I don’t even understand this — he has states that have senators up for election. I don’t know how he thinks his incumbent senator [in Montana], who’s in a tough race, can go to his local government and say “We’re not going to help you.”… So it’s mind-boggling to me on many fronts. I think we’re being used as a bargaining chip. It’s not me being used as a bargaining chip, it is my workforce. I have people who are working very hard to fight this pandemic and to put ourselves in a position for success… They’re still just in denial that state and local governments need help.
We are not saying, “We have a $100 million hole, give us $100 million.” We could say that, but we have held back hiring 300 positions, almost 10 percent of our workforce. I could have filled all those spots, and that would have been 300 people who are paying in to this economy, but I didn’t do that. I realized that we had to cut our own way to the bone so we had the moral argument to go to the federal government and say “Help us.” So his initial plan is a joke. Enough… I’ve been pretty bipartisan over the years and I will speak truth to power in this process. I haven’t really second-guessed those executives at the higher level. I’ve given them the benefit of the doubt with intention because I understand what they’re going through. But this is just ridiculous at this point. This isn’t a time where you pick and choose where you want to help out related to a 100-year pandemic. We need help, you told us to shut down, we did. Help us. Republicans don’t believe in unfunded mandates. Leader McConnell knows this.
There aren’t any Republicans in Washington any more, County Executive McMahon.
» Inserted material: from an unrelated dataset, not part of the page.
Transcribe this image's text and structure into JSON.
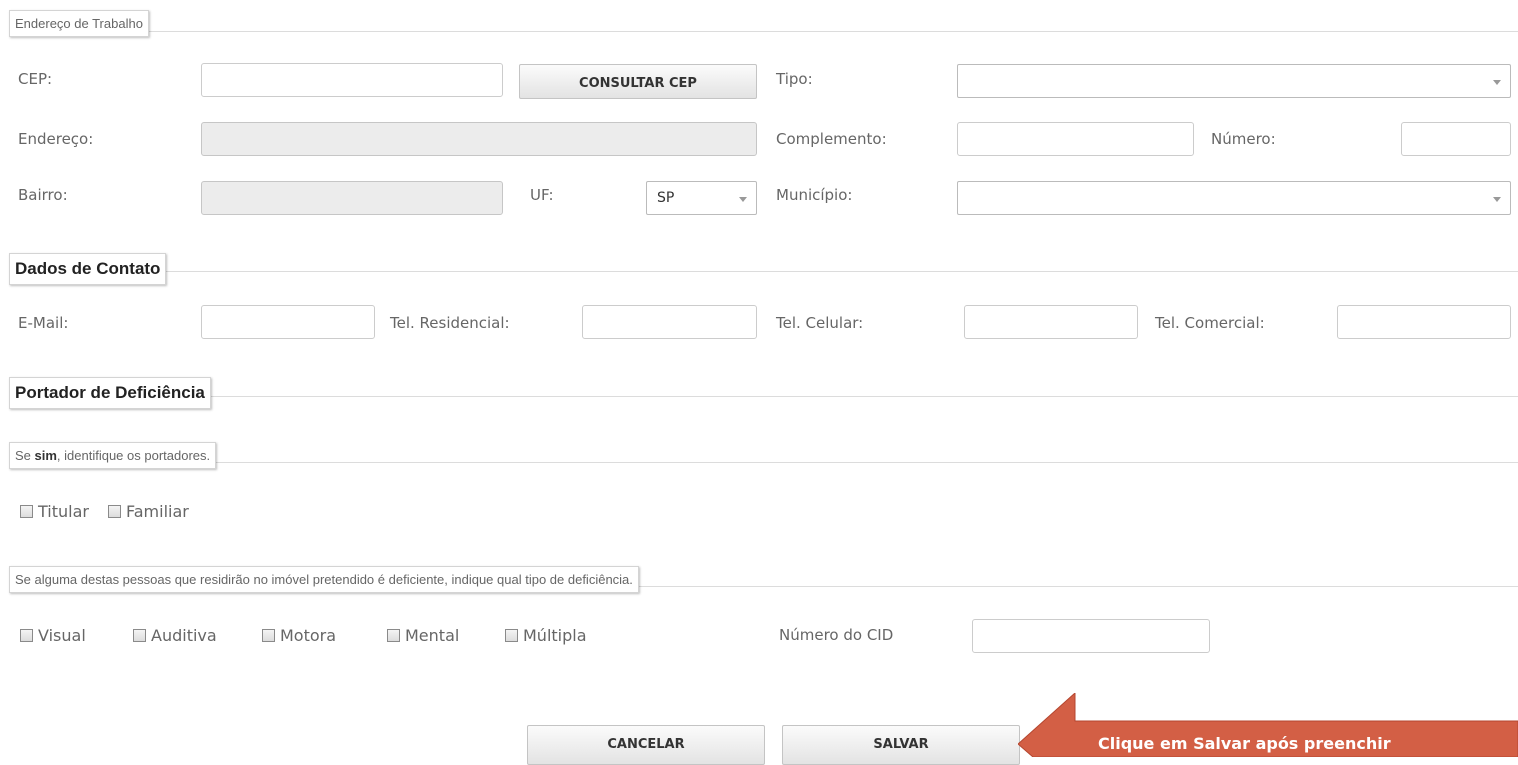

There are only zombies occupying their animated political corpses. You’re on your own. Believe it.